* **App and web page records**
((

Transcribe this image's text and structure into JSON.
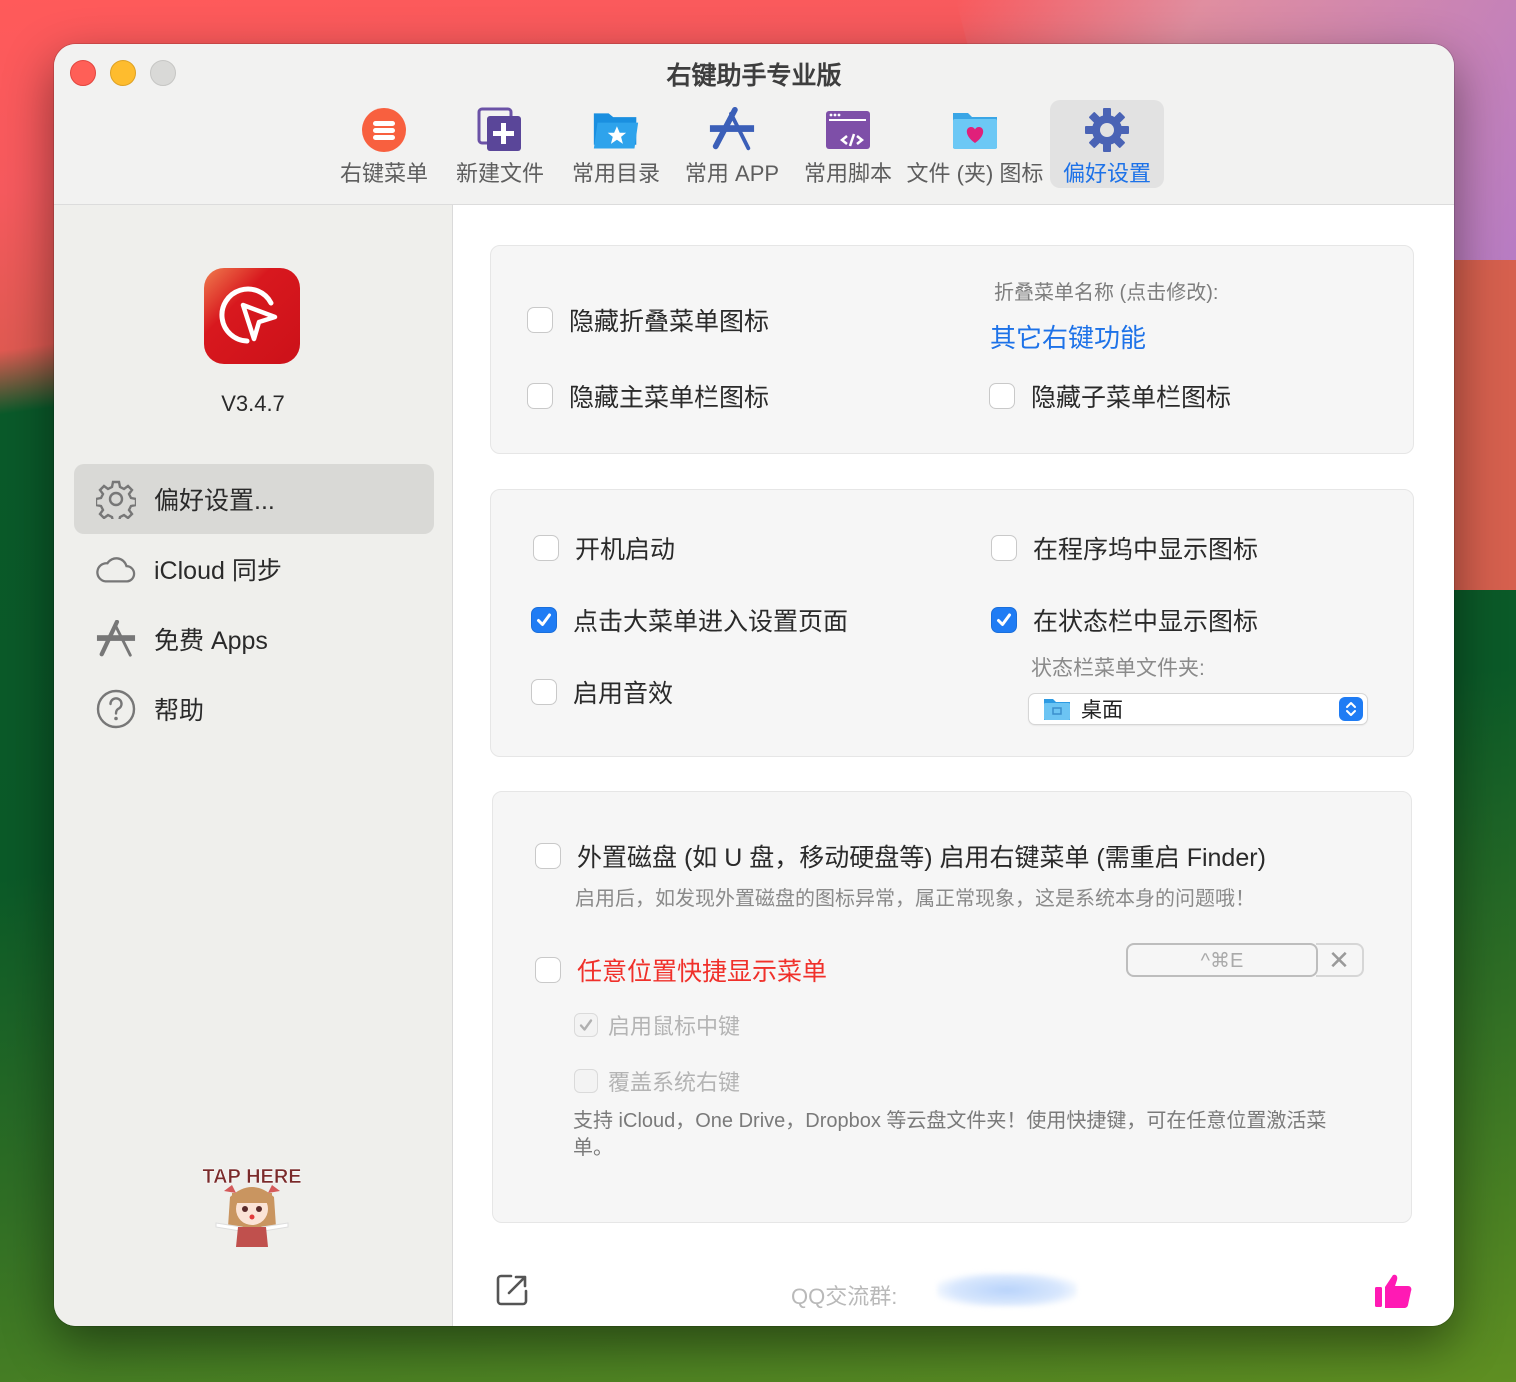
{
  "window": {
    "title": "右键助手专业版"
  },
  "toolbar": {
    "items": [
      {
        "label": "右键菜单",
        "icon": "menu-list-icon",
        "active": false
      },
      {
        "label": "新建文件",
        "icon": "new-file-icon",
        "active": false
      },
      {
        "label": "常用目录",
        "icon": "favorite-folder-icon",
        "active": false
      },
      {
        "label": "常用 APP",
        "icon": "app-store-icon",
        "active": false
      },
      {
        "label": "常用脚本",
        "icon": "script-icon",
        "active": false
      },
      {
        "label": "文件 (夹) 图标",
        "icon": "folder-heart-icon",
        "active": false
      },
      {
        "label": "偏好设置",
        "icon": "gear-icon",
        "active": true
      }
    ]
  },
  "sidebar": {
    "version": "V3.4.7",
    "items": [
      {
        "label": "偏好设置...",
        "icon": "gear-icon",
        "active": true
      },
      {
        "label": "iCloud 同步",
        "icon": "cloud-icon",
        "active": false
      },
      {
        "label": "免费 Apps",
        "icon": "app-store-icon",
        "active": false
      },
      {
        "label": "帮助",
        "icon": "help-icon",
        "active": false
      }
    ],
    "mascot_text": "TAP HERE"
  },
  "card1": {
    "hide_fold_icon": {
      "label": "隐藏折叠菜单图标",
      "checked": false
    },
    "hide_main_icon": {
      "label": "隐藏主菜单栏图标",
      "checked": false
    },
    "hide_sub_icon": {
      "label": "隐藏子菜单栏图标",
      "checked": false
    },
    "fold_name_label": "折叠菜单名称 (点击修改):",
    "fold_name_value": "其它右键功能"
  },
  "card2": {
    "launch_at_login": {
      "label": "开机启动",
      "checked": false
    },
    "click_to_settings": {
      "label": "点击大菜单进入设置页面",
      "checked": true
    },
    "sound": {
      "label": "启用音效",
      "checked": false
    },
    "show_in_dock": {
      "label": "在程序坞中显示图标",
      "checked": false
    },
    "show_in_statusbar": {
      "label": "在状态栏中显示图标",
      "checked": true
    },
    "statusbar_folder_label": "状态栏菜单文件夹:",
    "statusbar_folder_value": "桌面"
  },
  "card3": {
    "external_disk": {
      "label": "外置磁盘 (如 U 盘，移动硬盘等) 启用右键菜单 (需重启 Finder)",
      "checked": false
    },
    "external_disk_note": "启用后，如发现外置磁盘的图标异常，属正常现象，这是系统本身的问题哦！",
    "anywhere_menu": {
      "label": "任意位置快捷显示菜单",
      "checked": false
    },
    "shortcut_value": "^⌘E",
    "shortcut_clear": "✕",
    "middle_click": {
      "label": "启用鼠标中键",
      "checked": true,
      "disabled": true
    },
    "override_right_click": {
      "label": "覆盖系统右键",
      "checked": false,
      "disabled": true
    },
    "note": "支持 iCloud，One Drive，Dropbox 等云盘文件夹！使用快捷键，可在任意位置激活菜单。"
  },
  "footer": {
    "qq_label": "QQ交流群:",
    "qq_value": "•••••••••",
    "colors": {
      "thumb": "#ff1ab4"
    }
  },
  "colors": {
    "accent": "#1d72e8",
    "warning": "#f0302a",
    "close": "#ff5f57",
    "minimize": "#febc2e",
    "zoom": "#d9d9d7"
  }
}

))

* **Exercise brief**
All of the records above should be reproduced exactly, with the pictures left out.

* **Solved problem**
Transcribe this image's text and structure into JSON.
{
  "window": {
    "title": "右键助手专业版"
  },
  "toolbar": {
    "items": [
      {
        "label": "右键菜单",
        "icon": "menu-list-icon",
        "active": false
      },
      {
        "label": "新建文件",
        "icon": "new-file-icon",
        "active": false
      },
      {
        "label": "常用目录",
        "icon": "favorite-folder-icon",
        "active": false
      },
      {
        "label": "常用 APP",
        "icon": "app-store-icon",
        "active": false
      },
      {
        "label": "常用脚本",
        "icon": "script-icon",
        "active": false
      },
      {
        "label": "文件 (夹) 图标",
        "icon": "folder-heart-icon",
        "active": false
      },
      {
        "label": "偏好设置",
        "icon": "gear-icon",
        "active": true
      }
    ]
  },
  "sidebar": {
    "version": "V3.4.7",
    "items": [
      {
        "label": "偏好设置...",
        "icon": "gear-icon",
        "active": true
      },
      {
        "label": "iCloud 同步",
        "icon": "cloud-icon",
        "active": false
      },
      {
        "label": "免费 Apps",
        "icon": "app-store-icon",
        "active": false
      },
      {
        "label": "帮助",
        "icon": "help-icon",
        "active": false
      }
    ],
    "mascot_text": "TAP HERE"
  },
  "card1": {
    "hide_fold_icon": {
      "label": "隐藏折叠菜单图标",
      "checked": false
    },
    "hide_main_icon": {
      "label": "隐藏主菜单栏图标",
      "checked": false
    },
    "hide_sub_icon": {
      "label": "隐藏子菜单栏图标",
      "checked": false
    },
    "fold_name_label": "折叠菜单名称 (点击修改):",
    "fold_name_value": "其它右键功能"
  },
  "card2": {
    "launch_at_login": {
      "label": "开机启动",
      "checked": false
    },
    "click_to_settings": {
      "label": "点击大菜单进入设置页面",
      "checked": true
    },
    "sound": {
      "label": "启用音效",
      "checked": false
    },
    "show_in_dock": {
      "label": "在程序坞中显示图标",
      "checked": false
    },
    "show_in_statusbar": {
      "label": "在状态栏中显示图标",
      "checked": true
    },
    "statusbar_folder_label": "状态栏菜单文件夹:",
    "statusbar_folder_value": "桌面"
  },
  "card3": {
    "external_disk": {
      "label": "外置磁盘 (如 U 盘，移动硬盘等) 启用右键菜单 (需重启 Finder)",
      "checked": false
    },
    "external_disk_note": "启用后，如发现外置磁盘的图标异常，属正常现象，这是系统本身的问题哦！",
    "anywhere_menu": {
      "label": "任意位置快捷显示菜单",
      "checked": false
    },
    "shortcut_value": "^⌘E",
    "shortcut_clear": "✕",
    "middle_click": {
      "label": "启用鼠标中键",
      "checked": true,
      "disabled": true
    },
    "override_right_click": {
      "label": "覆盖系统右键",
      "checked": false,
      "disabled": true
    },
    "note": "支持 iCloud，One Drive，Dropbox 等云盘文件夹！使用快捷键，可在任意位置激活菜单。"
  },
  "footer": {
    "qq_label": "QQ交流群:",
    "qq_value": "•••••••••",
    "colors": {
      "thumb": "#ff1ab4"
    }
  },
  "colors": {
    "accent": "#1d72e8",
    "warning": "#f0302a",
    "close": "#ff5f57",
    "minimize": "#febc2e",
    "zoom": "#d9d9d7"
  }
}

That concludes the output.